Comment: Re:100% effectiveness against any unknown attacks (Score 3, Informative) 104

They actually admit that it's not really very effective:

"You wonâ(TM)t stop processes from running in memory, but you will stop processes writing to disk,â

Rogan admits that in server environments that may not reboot for months, or even years, HGFâ(TM)s write-prohibitions may not be so meaningful, since malign processes can do a lot of damage without writing to disk.

Even that is misleading, because if say an app has a vulnerability that allows arbitrary code execution in its process then that code will be able to write to all the places the app is allowed to write to. That can easily be enough to run numerous malware tasks, and in fact much malware runs on that basis because it doesn't require further exploits to get out of the app's process.

Comment: Re:too many to list (Score 2) 232

by AmiMoJo (#49828841) Attached to: Ask Slashdot: Your Most Unusual Hardware Hack?
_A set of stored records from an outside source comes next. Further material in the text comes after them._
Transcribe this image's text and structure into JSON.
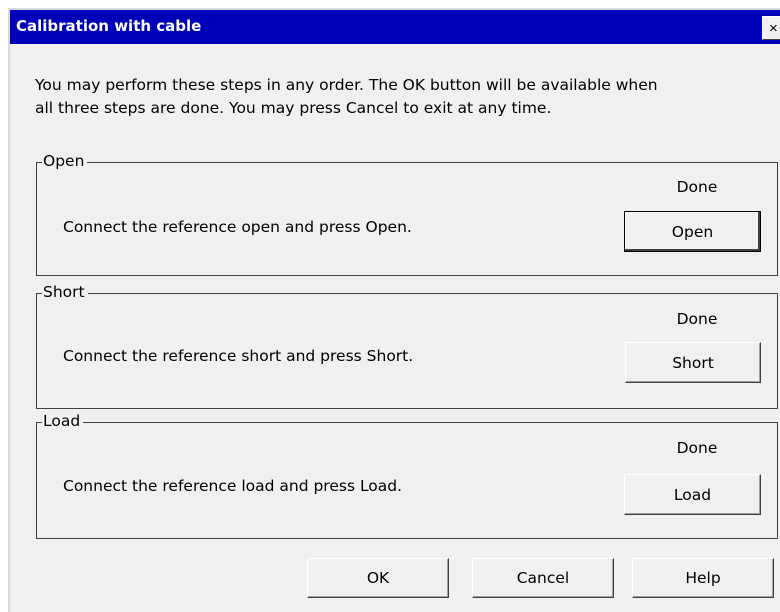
{
  "window": {
    "title": "Calibration with cable",
    "close_glyph": "×"
  },
  "intro_lines": [
    "You may perform these steps in any order. The OK button will be available when",
    "all three steps are done. You may press Cancel to exit at any time."
  ],
  "steps": [
    {
      "legend": "Open",
      "status": "Done",
      "instruction": "Connect the reference open and press Open.",
      "button_label": "Open",
      "is_default": true
    },
    {
      "legend": "Short",
      "status": "Done",
      "instruction": "Connect the reference short and press Short.",
      "button_label": "Short",
      "is_default": false
    },
    {
      "legend": "Load",
      "status": "Done",
      "instruction": "Connect the reference load and press Load.",
      "button_label": "Load",
      "is_default": false
    }
  ],
  "footer": {
    "ok_label": "OK",
    "cancel_label": "Cancel",
    "help_label": "Help"
  },
  "colors": {
    "titlebar": "#0000b8",
    "title_text": "#ffffff",
    "dialog_face": "#f0f0f0"
  }
}
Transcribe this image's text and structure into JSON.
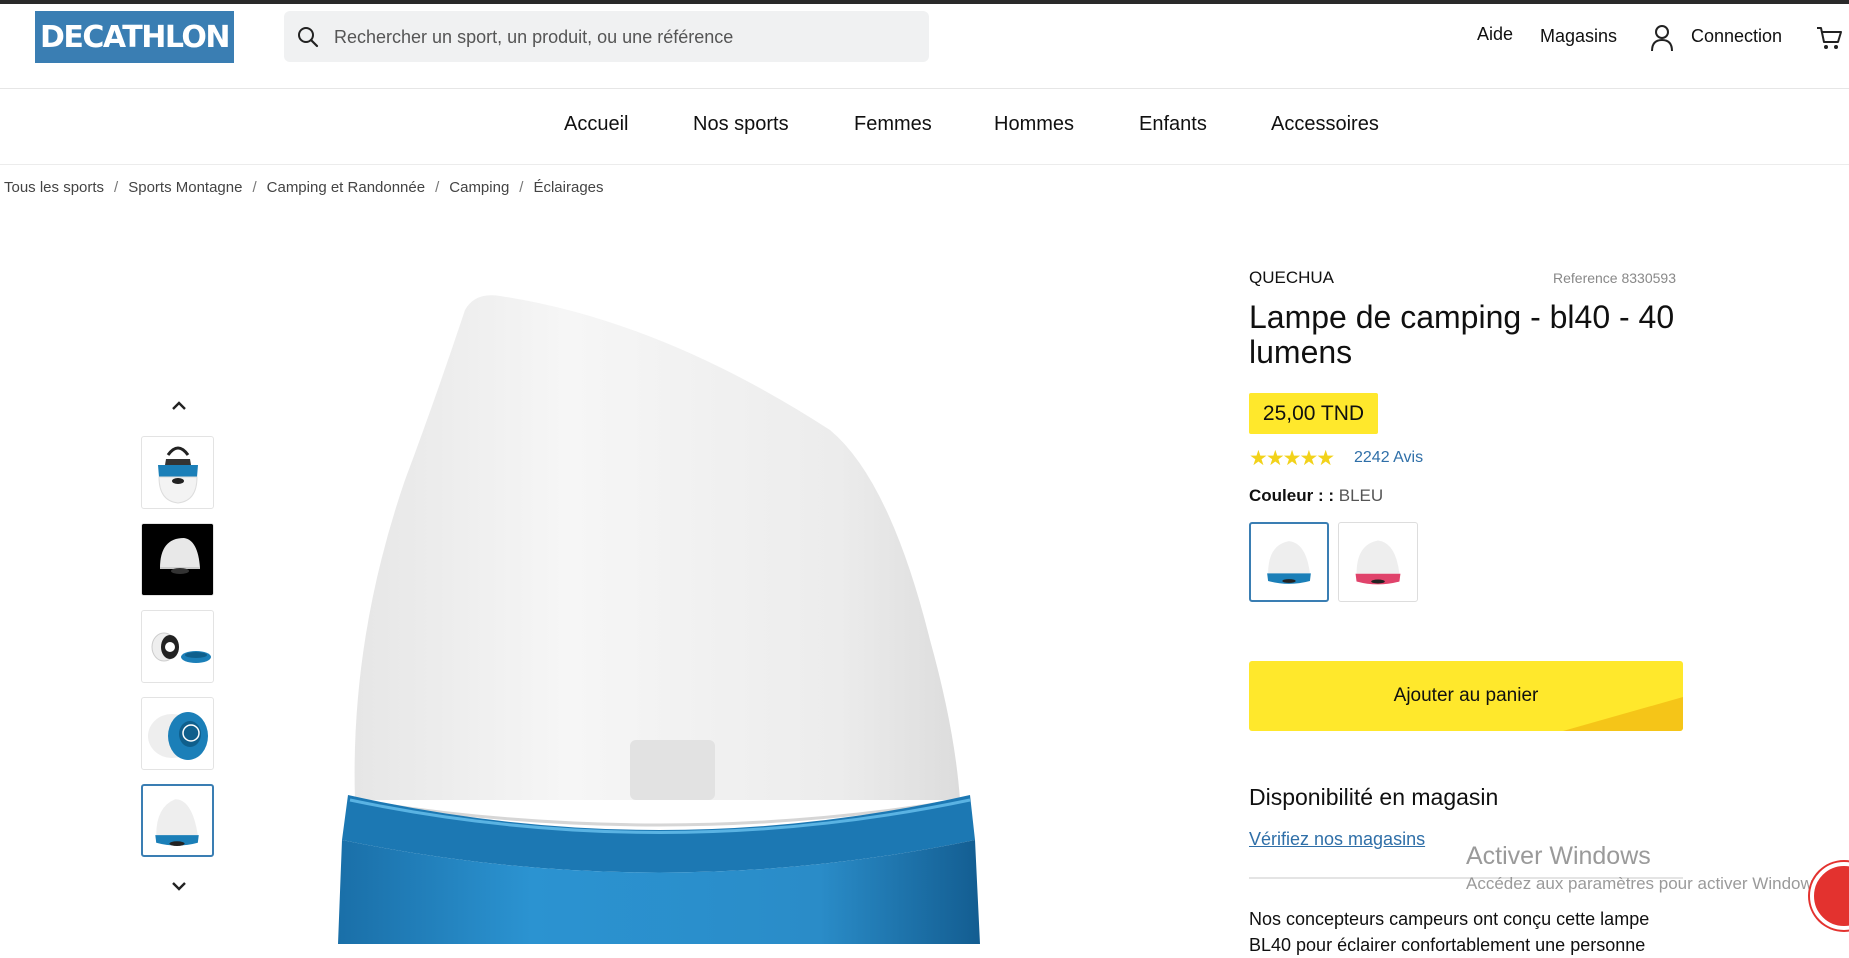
{
  "header": {
    "logo_text": "DECATHLON",
    "search_placeholder": "Rechercher un sport, un produit, ou une référence",
    "links": {
      "aide": "Aide",
      "magasins": "Magasins",
      "connection": "Connection"
    }
  },
  "nav": {
    "items": [
      {
        "label": "Accueil"
      },
      {
        "label": "Nos sports"
      },
      {
        "label": "Femmes"
      },
      {
        "label": "Hommes"
      },
      {
        "label": "Enfants"
      },
      {
        "label": "Accessoires"
      }
    ]
  },
  "breadcrumb": {
    "items": [
      "Tous les sports",
      "Sports Montagne",
      "Camping et Randonnée",
      "Camping",
      "Éclairages"
    ],
    "separator": "/"
  },
  "gallery": {
    "thumbnails": [
      "lamp-top-hanging",
      "lamp-lit-dark",
      "lamp-open-parts",
      "lamp-bottom-view",
      "lamp-front"
    ],
    "active_index": 4
  },
  "product": {
    "brand": "QUECHUA",
    "reference": "Reference 8330593",
    "title": "Lampe de camping - bl40 - 40 lumens",
    "price": "25,00 TND",
    "rating_stars": "★★★★★",
    "rating": 4.5,
    "reviews": "2242 Avis",
    "color_label": "Couleur : :",
    "color_value": "BLEU",
    "swatches": [
      {
        "color": "#1b7fb8",
        "selected": true
      },
      {
        "color": "#e0436b",
        "selected": false
      }
    ],
    "add_to_cart": "Ajouter au panier",
    "availability_title": "Disponibilité en magasin",
    "check_stores": "Vérifiez nos magasins",
    "description": "Nos concepteurs campeurs ont conçu cette lampe BL40 pour éclairer confortablement une personne"
  },
  "overlay": {
    "windows_title": "Activer Windows",
    "windows_subtitle": "Accédez aux paramètres pour activer Windows."
  },
  "colors": {
    "brand_blue": "#3a7eb3",
    "accent_yellow": "#ffe82c",
    "link_blue": "#2f6fa8",
    "star_yellow": "#f2d21a"
  }
}
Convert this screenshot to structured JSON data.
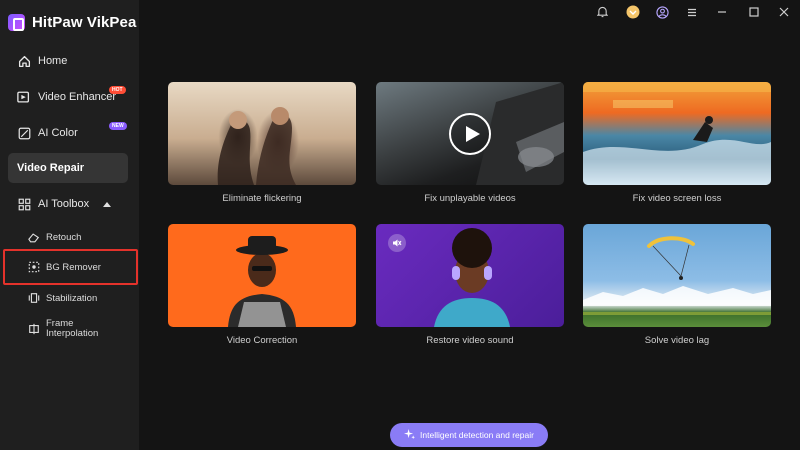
{
  "app": {
    "title": "HitPaw VikPea"
  },
  "sidebar": {
    "items": [
      {
        "label": "Home",
        "icon": "home-icon"
      },
      {
        "label": "Video Enhancer",
        "icon": "video-enhancer-icon",
        "badge": "HOT"
      },
      {
        "label": "AI Color",
        "icon": "ai-color-icon",
        "badge": "NEW"
      },
      {
        "label": "Video Repair",
        "icon": "",
        "active": true
      },
      {
        "label": "AI Toolbox",
        "icon": "toolbox-icon",
        "expanded": true
      }
    ],
    "subitems": [
      {
        "label": "Retouch",
        "icon": "eraser-icon"
      },
      {
        "label": "BG Remover",
        "icon": "bg-remover-icon",
        "highlighted": true
      },
      {
        "label": "Stabilization",
        "icon": "stabilization-icon"
      },
      {
        "label": "Frame Interpolation",
        "line1": "Frame",
        "line2": "Interpolation",
        "icon": "frame-interpolation-icon"
      }
    ]
  },
  "cards": [
    {
      "label": "Eliminate flickering"
    },
    {
      "label": "Fix unplayable videos"
    },
    {
      "label": "Fix video screen loss"
    },
    {
      "label": "Video Correction"
    },
    {
      "label": "Restore video sound"
    },
    {
      "label": "Solve video lag"
    }
  ],
  "cta": {
    "label": "Intelligent detection and repair"
  },
  "colors": {
    "accent": "#8a7cf6",
    "highlight_border": "#e4322b",
    "sidebar_bg": "#1f1f1f",
    "main_bg": "#141414"
  }
}
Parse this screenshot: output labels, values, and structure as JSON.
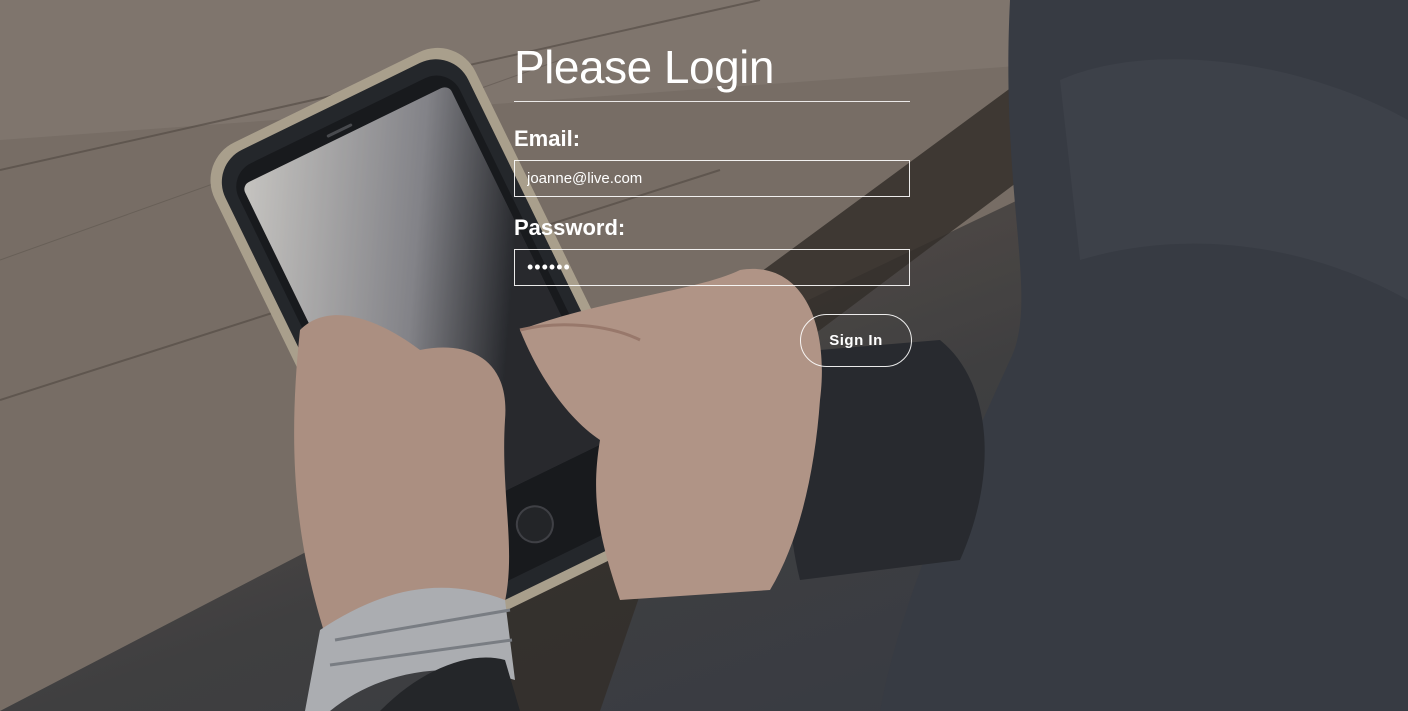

Years ago the local cable internet provider had a rather low cap (10GB/day) after which your connection would drop to some ridiculous speed. Fortunately their implementation was rather incompetent, tied to IP addresses rather than modems. If you just rebooted the modem to get a new IP address via DHCP it reset the cap for that day. Some people but their modems on timers designed to turn appliances on/off at set times, so that they got a new IP address every hour and avoided the cap.

They eventually figured that out and changed the system to use the modem's MAC address. That could be bypassed by changing the modem's MAC address to one used by another subscriber. You could gather valid addresses by simply watching the traffic on your local network segment. Some people had JTAG connectors permanently attached to their modems so they could cycle MAC addresses regularly.

Comment: Re:Commodore Hack (Score 1) 232

by AmiMoJo (#49828791) Attached to: Ask Slashdot: Your Most Unusual Hardware Hack?

We had BBC Micros in school, and for our history lesson there was a programme that simulated investing during the great crash in 1928. The programme was written in BASIC so it was easy to go in and give myself a few trillion dollars to start with, but that screwed up the game (integer overflow probably) so I had to settle for a few billion.

Comment: Re:TV? Who cares about that? (Score 1) 137

by AmiMoJo (#49828753) Attached to: Cable Companies Hate Cord-Cutting, but It's Not Going Away (Video)

That's a shame for you. There has been some really good stuff on TV in the last decade. A lot of crap, sure, but a lot of good stuff too.

Of course, since you aren't aware of this good stuff it's no wonder you have no regrets. To provide a useful opinion you would need to now go and watch some of the content produced over the last decade and decide if you then would regret having missed it. As someone who has seen that stuff, I can say that my life definitely was enriched by some of those shows.

What the world *really* needs is a good Automatic Bicycle Sharpener.